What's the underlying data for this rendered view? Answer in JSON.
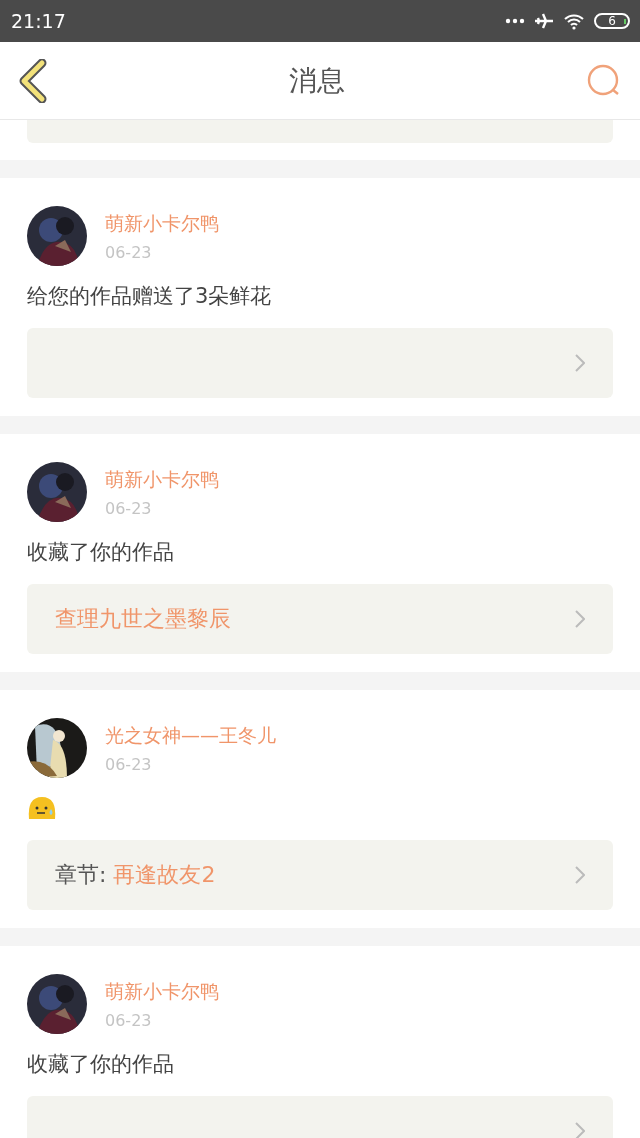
{
  "status_bar": {
    "time": "21:17",
    "battery": "6"
  },
  "header": {
    "title": "消息"
  },
  "messages": [
    {
      "link": {
        "kind": "empty"
      }
    },
    {
      "author": "萌新小卡尔鸭",
      "date": "06-23",
      "body": {
        "kind": "text",
        "text": "给您的作品赠送了3朵鲜花"
      },
      "link": {
        "kind": "empty"
      }
    },
    {
      "author": "萌新小卡尔鸭",
      "date": "06-23",
      "body": {
        "kind": "text",
        "text": "收藏了你的作品"
      },
      "link": {
        "kind": "work",
        "title": "查理九世之墨黎辰"
      }
    },
    {
      "author": "光之女神——王冬儿",
      "date": "06-23",
      "body": {
        "kind": "emoji"
      },
      "link": {
        "kind": "chapter",
        "label": "章节:",
        "title": "再逢故友2"
      }
    },
    {
      "author": "萌新小卡尔鸭",
      "date": "06-23",
      "body": {
        "kind": "text",
        "text": "收藏了你的作品"
      },
      "link": {
        "kind": "empty"
      }
    }
  ]
}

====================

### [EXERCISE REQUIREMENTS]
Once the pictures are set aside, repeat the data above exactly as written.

### [OUTPUT FOR THIS TASK]
What's the underlying data for this rendered view? Answer in JSON.
{
  "status_bar": {
    "time": "21:17",
    "battery": "6"
  },
  "header": {
    "title": "消息"
  },
  "messages": [
    {
      "link": {
        "kind": "empty"
      }
    },
    {
      "author": "萌新小卡尔鸭",
      "date": "06-23",
      "body": {
        "kind": "text",
        "text": "给您的作品赠送了3朵鲜花"
      },
      "link": {
        "kind": "empty"
      }
    },
    {
      "author": "萌新小卡尔鸭",
      "date": "06-23",
      "body": {
        "kind": "text",
        "text": "收藏了你的作品"
      },
      "link": {
        "kind": "work",
        "title": "查理九世之墨黎辰"
      }
    },
    {
      "author": "光之女神——王冬儿",
      "date": "06-23",
      "body": {
        "kind": "emoji"
      },
      "link": {
        "kind": "chapter",
        "label": "章节:",
        "title": "再逢故友2"
      }
    },
    {
      "author": "萌新小卡尔鸭",
      "date": "06-23",
      "body": {
        "kind": "text",
        "text": "收藏了你的作品"
      },
      "link": {
        "kind": "empty"
      }
    }
  ]
}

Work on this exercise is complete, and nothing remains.